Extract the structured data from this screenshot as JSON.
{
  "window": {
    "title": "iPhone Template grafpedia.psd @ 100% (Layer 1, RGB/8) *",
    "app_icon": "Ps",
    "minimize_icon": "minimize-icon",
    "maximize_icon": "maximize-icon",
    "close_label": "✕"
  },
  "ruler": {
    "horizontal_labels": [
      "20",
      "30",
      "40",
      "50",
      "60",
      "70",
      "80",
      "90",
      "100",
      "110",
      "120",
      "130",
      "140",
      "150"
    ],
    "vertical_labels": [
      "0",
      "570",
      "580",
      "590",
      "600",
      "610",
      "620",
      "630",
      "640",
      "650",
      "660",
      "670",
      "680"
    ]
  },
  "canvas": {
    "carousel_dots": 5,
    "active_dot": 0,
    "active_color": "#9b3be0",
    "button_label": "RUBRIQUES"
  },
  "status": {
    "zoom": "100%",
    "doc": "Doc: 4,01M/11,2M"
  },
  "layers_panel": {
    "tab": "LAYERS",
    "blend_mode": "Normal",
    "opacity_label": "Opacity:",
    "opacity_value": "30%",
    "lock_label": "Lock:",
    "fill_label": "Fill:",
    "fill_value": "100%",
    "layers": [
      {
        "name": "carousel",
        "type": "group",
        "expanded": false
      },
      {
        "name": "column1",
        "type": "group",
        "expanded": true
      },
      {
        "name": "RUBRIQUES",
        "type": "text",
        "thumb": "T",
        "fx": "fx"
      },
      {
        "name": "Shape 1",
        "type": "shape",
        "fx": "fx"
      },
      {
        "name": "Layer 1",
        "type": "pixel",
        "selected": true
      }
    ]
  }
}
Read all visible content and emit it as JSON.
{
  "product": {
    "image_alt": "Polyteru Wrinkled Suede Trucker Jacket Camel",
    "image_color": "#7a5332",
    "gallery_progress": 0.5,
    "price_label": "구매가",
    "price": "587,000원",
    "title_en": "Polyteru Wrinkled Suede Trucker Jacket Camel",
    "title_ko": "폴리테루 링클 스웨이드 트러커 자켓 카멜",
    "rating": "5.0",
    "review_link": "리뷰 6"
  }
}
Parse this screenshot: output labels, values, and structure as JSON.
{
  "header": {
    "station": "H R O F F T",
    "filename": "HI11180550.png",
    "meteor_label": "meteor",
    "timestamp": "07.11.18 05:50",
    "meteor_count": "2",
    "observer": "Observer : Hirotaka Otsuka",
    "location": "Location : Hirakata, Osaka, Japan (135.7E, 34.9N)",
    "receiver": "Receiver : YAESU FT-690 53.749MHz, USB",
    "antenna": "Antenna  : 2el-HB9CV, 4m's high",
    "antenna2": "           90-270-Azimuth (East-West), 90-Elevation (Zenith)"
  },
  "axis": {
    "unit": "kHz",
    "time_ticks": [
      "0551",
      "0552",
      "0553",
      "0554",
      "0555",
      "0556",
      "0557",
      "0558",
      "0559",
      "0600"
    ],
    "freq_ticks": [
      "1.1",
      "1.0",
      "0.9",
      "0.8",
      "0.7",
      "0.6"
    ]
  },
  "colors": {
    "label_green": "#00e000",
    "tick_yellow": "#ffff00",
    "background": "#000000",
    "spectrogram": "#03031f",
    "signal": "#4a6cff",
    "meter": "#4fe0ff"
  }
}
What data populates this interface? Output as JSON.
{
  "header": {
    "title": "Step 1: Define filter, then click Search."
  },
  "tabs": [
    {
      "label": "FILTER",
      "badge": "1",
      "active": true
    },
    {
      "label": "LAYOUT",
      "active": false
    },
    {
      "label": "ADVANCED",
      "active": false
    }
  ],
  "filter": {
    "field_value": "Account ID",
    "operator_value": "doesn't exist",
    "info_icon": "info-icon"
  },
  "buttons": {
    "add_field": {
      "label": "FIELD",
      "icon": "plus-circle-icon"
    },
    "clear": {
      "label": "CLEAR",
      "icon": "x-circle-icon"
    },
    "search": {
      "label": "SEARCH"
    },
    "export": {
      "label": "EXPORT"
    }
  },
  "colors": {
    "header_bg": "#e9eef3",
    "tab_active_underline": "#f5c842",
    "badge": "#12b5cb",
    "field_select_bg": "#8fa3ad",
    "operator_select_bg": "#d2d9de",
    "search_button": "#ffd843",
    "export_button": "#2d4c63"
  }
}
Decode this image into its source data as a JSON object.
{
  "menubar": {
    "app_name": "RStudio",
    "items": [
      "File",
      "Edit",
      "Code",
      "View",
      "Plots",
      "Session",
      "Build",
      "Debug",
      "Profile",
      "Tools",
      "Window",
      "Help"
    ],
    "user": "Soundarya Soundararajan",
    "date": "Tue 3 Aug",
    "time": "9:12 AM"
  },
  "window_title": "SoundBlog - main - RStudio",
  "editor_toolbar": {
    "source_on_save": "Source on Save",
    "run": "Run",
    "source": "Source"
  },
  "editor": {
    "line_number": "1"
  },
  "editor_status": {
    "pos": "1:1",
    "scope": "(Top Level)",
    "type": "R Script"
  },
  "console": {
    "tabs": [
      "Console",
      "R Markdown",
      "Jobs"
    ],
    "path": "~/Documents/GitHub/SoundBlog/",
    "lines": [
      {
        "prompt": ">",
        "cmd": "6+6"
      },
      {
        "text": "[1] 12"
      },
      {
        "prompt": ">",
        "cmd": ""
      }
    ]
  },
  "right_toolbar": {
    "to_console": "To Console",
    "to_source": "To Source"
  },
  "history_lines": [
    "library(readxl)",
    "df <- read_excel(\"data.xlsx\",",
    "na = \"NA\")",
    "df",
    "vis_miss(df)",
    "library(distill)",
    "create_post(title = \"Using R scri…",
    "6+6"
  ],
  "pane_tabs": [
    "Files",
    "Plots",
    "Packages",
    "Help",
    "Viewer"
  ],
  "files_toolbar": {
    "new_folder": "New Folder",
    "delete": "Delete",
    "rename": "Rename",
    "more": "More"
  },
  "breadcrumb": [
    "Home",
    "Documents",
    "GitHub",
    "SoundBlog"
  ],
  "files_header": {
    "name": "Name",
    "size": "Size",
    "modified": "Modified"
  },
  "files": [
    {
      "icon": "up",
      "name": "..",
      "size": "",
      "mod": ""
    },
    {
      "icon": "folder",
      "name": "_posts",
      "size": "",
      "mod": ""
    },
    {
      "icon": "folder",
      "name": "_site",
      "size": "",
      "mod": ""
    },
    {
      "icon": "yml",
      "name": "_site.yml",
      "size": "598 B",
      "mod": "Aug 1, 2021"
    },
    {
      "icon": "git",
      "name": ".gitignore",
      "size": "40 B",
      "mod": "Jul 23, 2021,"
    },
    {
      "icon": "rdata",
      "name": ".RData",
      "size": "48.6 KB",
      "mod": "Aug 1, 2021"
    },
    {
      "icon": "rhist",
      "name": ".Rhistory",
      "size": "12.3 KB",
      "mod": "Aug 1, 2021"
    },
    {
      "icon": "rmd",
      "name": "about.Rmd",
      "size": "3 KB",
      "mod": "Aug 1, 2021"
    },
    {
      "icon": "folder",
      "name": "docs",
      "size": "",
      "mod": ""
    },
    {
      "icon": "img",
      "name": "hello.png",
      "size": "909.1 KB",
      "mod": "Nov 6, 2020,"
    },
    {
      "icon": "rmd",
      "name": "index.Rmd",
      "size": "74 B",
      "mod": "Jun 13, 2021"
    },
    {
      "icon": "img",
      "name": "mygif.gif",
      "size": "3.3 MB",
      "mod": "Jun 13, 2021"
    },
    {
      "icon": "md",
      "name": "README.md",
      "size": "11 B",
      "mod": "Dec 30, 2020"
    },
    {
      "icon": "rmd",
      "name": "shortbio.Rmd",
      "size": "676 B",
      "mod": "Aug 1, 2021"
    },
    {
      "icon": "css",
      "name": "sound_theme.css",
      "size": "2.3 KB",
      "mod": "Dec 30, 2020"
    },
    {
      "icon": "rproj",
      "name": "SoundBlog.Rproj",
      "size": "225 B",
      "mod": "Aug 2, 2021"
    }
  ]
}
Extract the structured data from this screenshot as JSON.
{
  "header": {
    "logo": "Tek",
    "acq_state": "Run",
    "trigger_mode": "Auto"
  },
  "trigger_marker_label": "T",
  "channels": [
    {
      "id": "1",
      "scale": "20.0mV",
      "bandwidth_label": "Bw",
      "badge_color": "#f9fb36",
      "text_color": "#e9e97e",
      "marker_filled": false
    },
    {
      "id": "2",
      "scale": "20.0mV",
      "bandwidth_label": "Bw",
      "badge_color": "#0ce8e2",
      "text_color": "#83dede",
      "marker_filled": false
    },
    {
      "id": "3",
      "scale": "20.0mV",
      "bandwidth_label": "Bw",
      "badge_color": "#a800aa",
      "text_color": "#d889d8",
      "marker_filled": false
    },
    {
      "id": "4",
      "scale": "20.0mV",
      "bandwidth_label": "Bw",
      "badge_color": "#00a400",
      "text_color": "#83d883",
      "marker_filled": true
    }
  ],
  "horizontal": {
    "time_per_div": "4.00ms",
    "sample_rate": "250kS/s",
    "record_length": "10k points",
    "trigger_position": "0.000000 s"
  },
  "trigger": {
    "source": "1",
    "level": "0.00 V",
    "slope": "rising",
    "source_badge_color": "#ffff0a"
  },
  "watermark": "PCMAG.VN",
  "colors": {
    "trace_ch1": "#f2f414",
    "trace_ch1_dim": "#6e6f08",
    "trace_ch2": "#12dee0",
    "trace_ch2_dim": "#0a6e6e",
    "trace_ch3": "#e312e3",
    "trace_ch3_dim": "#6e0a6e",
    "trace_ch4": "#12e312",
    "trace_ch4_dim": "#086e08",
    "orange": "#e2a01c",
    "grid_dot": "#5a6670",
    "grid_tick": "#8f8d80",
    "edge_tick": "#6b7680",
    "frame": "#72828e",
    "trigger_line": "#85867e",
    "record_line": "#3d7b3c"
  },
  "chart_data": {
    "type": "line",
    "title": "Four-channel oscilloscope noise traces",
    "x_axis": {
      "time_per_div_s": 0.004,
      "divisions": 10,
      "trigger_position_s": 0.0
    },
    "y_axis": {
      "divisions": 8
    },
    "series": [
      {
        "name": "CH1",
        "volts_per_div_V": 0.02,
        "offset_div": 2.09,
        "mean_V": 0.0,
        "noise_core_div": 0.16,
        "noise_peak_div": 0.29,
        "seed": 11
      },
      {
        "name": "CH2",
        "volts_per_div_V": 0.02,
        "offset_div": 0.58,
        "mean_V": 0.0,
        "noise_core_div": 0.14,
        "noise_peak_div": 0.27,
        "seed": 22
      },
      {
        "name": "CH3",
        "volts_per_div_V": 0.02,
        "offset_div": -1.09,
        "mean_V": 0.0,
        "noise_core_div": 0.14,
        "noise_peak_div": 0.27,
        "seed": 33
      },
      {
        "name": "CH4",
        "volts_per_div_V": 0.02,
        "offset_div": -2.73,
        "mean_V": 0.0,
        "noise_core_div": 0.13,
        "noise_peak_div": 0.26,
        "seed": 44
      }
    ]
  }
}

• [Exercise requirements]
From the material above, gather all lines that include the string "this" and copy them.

• [Output below]
Extract the structured data from this screenshot as JSON.
Parse this screenshot: output labels, values, and structure as JSON.
What data populates this interface? Output as JSON.
Decode this image into its source data as a JSON object.
Extract the structured data from this screenshot as JSON.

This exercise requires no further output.